* What to work on
Only an exact, line-for-line copy of the data will serve as the answer.

* Input data
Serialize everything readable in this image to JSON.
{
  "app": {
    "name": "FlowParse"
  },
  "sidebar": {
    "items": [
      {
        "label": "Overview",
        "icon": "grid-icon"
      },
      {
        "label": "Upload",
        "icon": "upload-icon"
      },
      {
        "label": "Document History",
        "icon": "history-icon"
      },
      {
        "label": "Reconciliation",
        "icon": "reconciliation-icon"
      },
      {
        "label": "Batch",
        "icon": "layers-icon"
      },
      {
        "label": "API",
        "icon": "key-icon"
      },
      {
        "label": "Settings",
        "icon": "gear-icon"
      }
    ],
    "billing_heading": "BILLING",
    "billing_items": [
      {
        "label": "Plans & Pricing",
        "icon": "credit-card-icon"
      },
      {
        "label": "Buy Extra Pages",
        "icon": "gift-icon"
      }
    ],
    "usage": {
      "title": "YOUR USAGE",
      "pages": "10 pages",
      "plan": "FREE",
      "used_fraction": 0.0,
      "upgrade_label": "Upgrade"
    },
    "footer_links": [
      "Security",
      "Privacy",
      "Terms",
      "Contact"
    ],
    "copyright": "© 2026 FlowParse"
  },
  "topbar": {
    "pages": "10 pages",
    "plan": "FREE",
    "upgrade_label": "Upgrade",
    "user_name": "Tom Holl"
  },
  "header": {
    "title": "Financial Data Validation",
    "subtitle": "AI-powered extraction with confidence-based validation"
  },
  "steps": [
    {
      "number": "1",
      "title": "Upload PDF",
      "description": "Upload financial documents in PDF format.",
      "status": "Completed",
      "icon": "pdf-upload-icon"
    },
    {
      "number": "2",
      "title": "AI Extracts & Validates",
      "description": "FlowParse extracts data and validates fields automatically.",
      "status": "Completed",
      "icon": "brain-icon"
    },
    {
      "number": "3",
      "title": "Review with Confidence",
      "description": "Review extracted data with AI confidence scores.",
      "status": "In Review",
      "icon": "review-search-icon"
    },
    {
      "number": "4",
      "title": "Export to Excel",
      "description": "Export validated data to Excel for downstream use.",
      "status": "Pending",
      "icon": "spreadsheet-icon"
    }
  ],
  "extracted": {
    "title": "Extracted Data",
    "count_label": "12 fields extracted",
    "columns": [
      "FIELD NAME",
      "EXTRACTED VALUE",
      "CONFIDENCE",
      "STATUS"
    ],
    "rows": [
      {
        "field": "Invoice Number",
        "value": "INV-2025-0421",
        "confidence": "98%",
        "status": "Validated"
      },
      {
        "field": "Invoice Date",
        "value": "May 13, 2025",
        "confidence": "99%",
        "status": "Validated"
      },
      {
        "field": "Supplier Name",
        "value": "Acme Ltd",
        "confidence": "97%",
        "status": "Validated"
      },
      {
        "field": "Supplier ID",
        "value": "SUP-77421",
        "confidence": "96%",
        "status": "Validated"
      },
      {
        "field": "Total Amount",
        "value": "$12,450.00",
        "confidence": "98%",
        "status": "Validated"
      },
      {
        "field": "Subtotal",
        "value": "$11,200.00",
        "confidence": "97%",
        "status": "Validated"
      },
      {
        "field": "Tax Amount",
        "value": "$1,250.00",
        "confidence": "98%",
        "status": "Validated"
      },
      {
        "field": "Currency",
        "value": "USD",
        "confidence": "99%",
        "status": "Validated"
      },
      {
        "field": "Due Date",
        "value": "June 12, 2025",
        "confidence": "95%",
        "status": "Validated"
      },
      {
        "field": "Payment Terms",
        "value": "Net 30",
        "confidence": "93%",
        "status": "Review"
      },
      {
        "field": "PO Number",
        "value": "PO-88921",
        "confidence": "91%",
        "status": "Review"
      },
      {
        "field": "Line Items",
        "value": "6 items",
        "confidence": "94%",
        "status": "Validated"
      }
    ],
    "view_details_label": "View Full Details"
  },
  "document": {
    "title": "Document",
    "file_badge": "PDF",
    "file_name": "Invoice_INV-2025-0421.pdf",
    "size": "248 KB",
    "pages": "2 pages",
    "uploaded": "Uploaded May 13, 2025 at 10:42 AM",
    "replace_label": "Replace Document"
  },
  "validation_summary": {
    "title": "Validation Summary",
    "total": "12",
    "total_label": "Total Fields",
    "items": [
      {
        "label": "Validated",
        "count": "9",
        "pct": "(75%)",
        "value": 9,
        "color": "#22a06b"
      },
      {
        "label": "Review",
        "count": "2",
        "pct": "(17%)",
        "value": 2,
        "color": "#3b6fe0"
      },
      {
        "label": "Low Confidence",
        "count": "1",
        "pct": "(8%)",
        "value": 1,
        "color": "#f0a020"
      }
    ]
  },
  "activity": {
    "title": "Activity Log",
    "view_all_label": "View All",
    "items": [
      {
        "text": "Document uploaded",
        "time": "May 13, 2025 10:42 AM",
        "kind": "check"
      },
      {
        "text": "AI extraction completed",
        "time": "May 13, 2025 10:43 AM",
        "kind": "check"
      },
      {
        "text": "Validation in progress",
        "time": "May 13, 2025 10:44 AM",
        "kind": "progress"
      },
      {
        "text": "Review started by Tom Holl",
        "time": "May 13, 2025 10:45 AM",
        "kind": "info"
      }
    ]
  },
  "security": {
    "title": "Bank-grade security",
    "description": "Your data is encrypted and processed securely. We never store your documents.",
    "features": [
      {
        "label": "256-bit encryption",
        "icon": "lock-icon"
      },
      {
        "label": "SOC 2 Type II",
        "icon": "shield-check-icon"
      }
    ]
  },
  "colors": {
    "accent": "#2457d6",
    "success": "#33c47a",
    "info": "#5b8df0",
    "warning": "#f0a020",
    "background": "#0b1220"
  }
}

* Exercise answer
Serialize everything readable in this image to JSON.
{
  "app": {
    "name": "FlowParse"
  },
  "sidebar": {
    "items": [
      {
        "label": "Overview",
        "icon": "grid-icon"
      },
      {
        "label": "Upload",
        "icon": "upload-icon"
      },
      {
        "label": "Document History",
        "icon": "history-icon"
      },
      {
        "label": "Reconciliation",
        "icon": "reconciliation-icon"
      },
      {
        "label": "Batch",
        "icon": "layers-icon"
      },
      {
        "label": "API",
        "icon": "key-icon"
      },
      {
        "label": "Settings",
        "icon": "gear-icon"
      }
    ],
    "billing_heading": "BILLING",
    "billing_items": [
      {
        "label": "Plans & Pricing",
        "icon": "credit-card-icon"
      },
      {
        "label": "Buy Extra Pages",
        "icon": "gift-icon"
      }
    ],
    "usage": {
      "title": "YOUR USAGE",
      "pages": "10 pages",
      "plan": "FREE",
      "used_fraction": 0.0,
      "upgrade_label": "Upgrade"
    },
    "footer_links": [
      "Security",
      "Privacy",
      "Terms",
      "Contact"
    ],
    "copyright": "© 2026 FlowParse"
  },
  "topbar": {
    "pages": "10 pages",
    "plan": "FREE",
    "upgrade_label": "Upgrade",
    "user_name": "Tom Holl"
  },
  "header": {
    "title": "Financial Data Validation",
    "subtitle": "AI-powered extraction with confidence-based validation"
  },
  "steps": [
    {
      "number": "1",
      "title": "Upload PDF",
      "description": "Upload financial documents in PDF format.",
      "status": "Completed",
      "icon": "pdf-upload-icon"
    },
    {
      "number": "2",
      "title": "AI Extracts & Validates",
      "description": "FlowParse extracts data and validates fields automatically.",
      "status": "Completed",
      "icon": "brain-icon"
    },
    {
      "number": "3",
      "title": "Review with Confidence",
      "description": "Review extracted data with AI confidence scores.",
      "status": "In Review",
      "icon": "review-search-icon"
    },
    {
      "number": "4",
      "title": "Export to Excel",
      "description": "Export validated data to Excel for downstream use.",
      "status": "Pending",
      "icon": "spreadsheet-icon"
    }
  ],
  "extracted": {
    "title": "Extracted Data",
    "count_label": "12 fields extracted",
    "columns": [
      "FIELD NAME",
      "EXTRACTED VALUE",
      "CONFIDENCE",
      "STATUS"
    ],
    "rows": [
      {
        "field": "Invoice Number",
        "value": "INV-2025-0421",
        "confidence": "98%",
        "status": "Validated"
      },
      {
        "field": "Invoice Date",
        "value": "May 13, 2025",
        "confidence": "99%",
        "status": "Validated"
      },
      {
        "field": "Supplier Name",
        "value": "Acme Ltd",
        "confidence": "97%",
        "status": "Validated"
      },
      {
        "field": "Supplier ID",
        "value": "SUP-77421",
        "confidence": "96%",
        "status": "Validated"
      },
      {
        "field": "Total Amount",
        "value": "$12,450.00",
        "confidence": "98%",
        "status": "Validated"
      },
      {
        "field": "Subtotal",
        "value": "$11,200.00",
        "confidence": "97%",
        "status": "Validated"
      },
      {
        "field": "Tax Amount",
        "value": "$1,250.00",
        "confidence": "98%",
        "status": "Validated"
      },
      {
        "field": "Currency",
        "value": "USD",
        "confidence": "99%",
        "status": "Validated"
      },
      {
        "field": "Due Date",
        "value": "June 12, 2025",
        "confidence": "95%",
        "status": "Validated"
      },
      {
        "field": "Payment Terms",
        "value": "Net 30",
        "confidence": "93%",
        "status": "Review"
      },
      {
        "field": "PO Number",
        "value": "PO-88921",
        "confidence": "91%",
        "status": "Review"
      },
      {
        "field": "Line Items",
        "value": "6 items",
        "confidence": "94%",
        "status": "Validated"
      }
    ],
    "view_details_label": "View Full Details"
  },
  "document": {
    "title": "Document",
    "file_badge": "PDF",
    "file_name": "Invoice_INV-2025-0421.pdf",
    "size": "248 KB",
    "pages": "2 pages",
    "uploaded": "Uploaded May 13, 2025 at 10:42 AM",
    "replace_label": "Replace Document"
  },
  "validation_summary": {
    "title": "Validation Summary",
    "total": "12",
    "total_label": "Total Fields",
    "items": [
      {
        "label": "Validated",
        "count": "9",
        "pct": "(75%)",
        "value": 9,
        "color": "#22a06b"
      },
      {
        "label": "Review",
        "count": "2",
        "pct": "(17%)",
        "value": 2,
        "color": "#3b6fe0"
      },
      {
        "label": "Low Confidence",
        "count": "1",
        "pct": "(8%)",
        "value": 1,
        "color": "#f0a020"
      }
    ]
  },
  "activity": {
    "title": "Activity Log",
    "view_all_label": "View All",
    "items": [
      {
        "text": "Document uploaded",
        "time": "May 13, 2025 10:42 AM",
        "kind": "check"
      },
      {
        "text": "AI extraction completed",
        "time": "May 13, 2025 10:43 AM",
        "kind": "check"
      },
      {
        "text": "Validation in progress",
        "time": "May 13, 2025 10:44 AM",
        "kind": "progress"
      },
      {
        "text": "Review started by Tom Holl",
        "time": "May 13, 2025 10:45 AM",
        "kind": "info"
      }
    ]
  },
  "security": {
    "title": "Bank-grade security",
    "description": "Your data is encrypted and processed securely. We never store your documents.",
    "features": [
      {
        "label": "256-bit encryption",
        "icon": "lock-icon"
      },
      {
        "label": "SOC 2 Type II",
        "icon": "shield-check-icon"
      }
    ]
  },
  "colors": {
    "accent": "#2457d6",
    "success": "#33c47a",
    "info": "#5b8df0",
    "warning": "#f0a020",
    "background": "#0b1220"
  }
}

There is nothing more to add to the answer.